Since the project began, however, the phenomenon of crowd-funding became much more popular. Fern looked at the idea of turning to a site like Kickstarter or Indiegogo for funding, but he ultimately felt the concept didn’t translate well for a lengthy mechanical-engineering project.
“[Crowd-funding] seems to work well with small products that are not complex,” he says. “Gadgety things go reasonably well, but there’s no evidence that larger projects can easily get funded through them. I also think you expose yourself in some ways to looking like you’re in a bad position when you may not be.”
Instead, Fern pushed forward with traditional streams of funding, even though they had a tendency to dry out on a regular basis. Most recently, the Scarpar appeared to be on the verge of release back in 2011, but empty coffers forced Fern to hit pause so he could fill them up again.
“It’s all about cash,” says Fern. “At the time we ran low on cash, and we just had to bootstrap along until we had more. I don’t think we’ve reinvented ourselves so much as we had to hold our line. There’s nothing other than persistence that gets you there.”
The Last Mile

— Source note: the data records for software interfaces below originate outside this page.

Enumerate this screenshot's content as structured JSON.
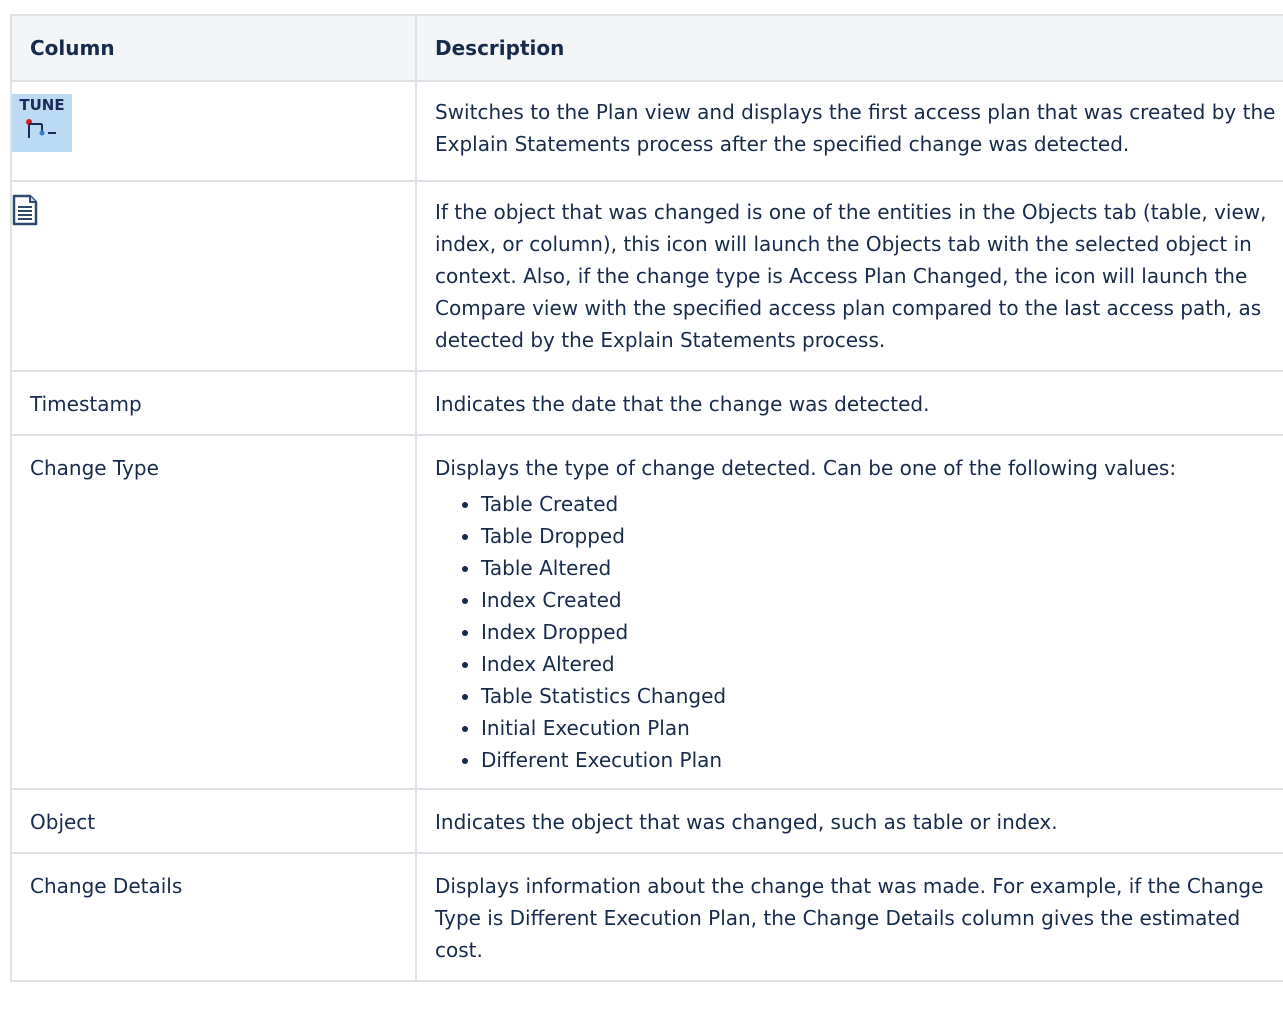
{
  "table": {
    "headers": [
      "Column",
      "Description"
    ],
    "rows": [
      {
        "column": "",
        "icon": "tune-icon",
        "icon_text": "TUNE",
        "description": "Switches to the Plan view and displays the first access plan that was created by the Explain Statements process after the specified change was detected."
      },
      {
        "column": "",
        "icon": "document-icon",
        "description": "If the object that was changed is one of the entities in the Objects tab (table, view, index, or column), this icon will launch the Objects tab with the selected object in context. Also, if the change type is Access Plan Changed, the icon will launch the Compare view with the specified access plan compared to the last access path, as detected by the Explain Statements process."
      },
      {
        "column": "Timestamp",
        "description": "Indicates the date that the change was detected."
      },
      {
        "column": "Change Type",
        "description": "Displays the type of change detected. Can be one of the following values:",
        "values": [
          "Table Created",
          "Table Dropped",
          "Table Altered",
          "Index Created",
          "Index Dropped",
          "Index Altered",
          "Table Statistics Changed",
          "Initial Execution Plan",
          "Different Execution Plan"
        ]
      },
      {
        "column": "Object",
        "description": "Indicates the object that was changed, such as table or index."
      },
      {
        "column": "Change Details",
        "description": "Displays information about the change that was made. For example, if the Change Type is Different Execution Plan, the Change Details column gives the estimated cost."
      }
    ]
  }
}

With the success of initial field tests, Fern says he can finally see the destination of the journey he began almost a decade ago. The company is assembling five more prototypes for extensive field trials in August. Then it’ll have 60 days to refine the final design. Fern says he doesn’t expect anything “startling,” and he hopes the first run of production Scarpars will be on sale in time for the holidays.
One of the first customers will be Alex Garnham, who has been waiting for the Scarpar since he heard about it as a high schooler back in 2006. Garnham has been following the project for so long that he was the second person to pre-order the Scarpar after Fern himself. Although Fern says other customers have demanded (and received) their money back, Garnham has kept faith that the Scarpar would see the light of day.
“I was starting get a bit impatient, you might say,” Garnham says. “There were quite a few different release dates. But after talking with them, I felt they were very passionate about getting the project built and I believed that they would do it.”
The final price hasn’t been set, but Fern says it’ll likely be in the $4,500-$5,000 range, which is about $1,000 more than the company originally said it would be (those who pre-ordered will still get it at the initial price). That cost could make the vehicle a tough sell to many people, but Fern is adamant that the Scarpar rider exists, and is hungry for the product.
“I’ve never spoken to a board rider that didn’t get it — that didn’t understand what we were doing and why,” he says. “There’s no doubt in my mind that that market exists. Over time I’ve become more and more certain. We showed it at the New Energy Auto Show in Shanghai about eight months ago — people were blown away by it. They were absolutely stunned.”
Do you think the Scarpar saga is typical of complex engineering projects? And will boardriders buy it? Let us know what you think in the comments.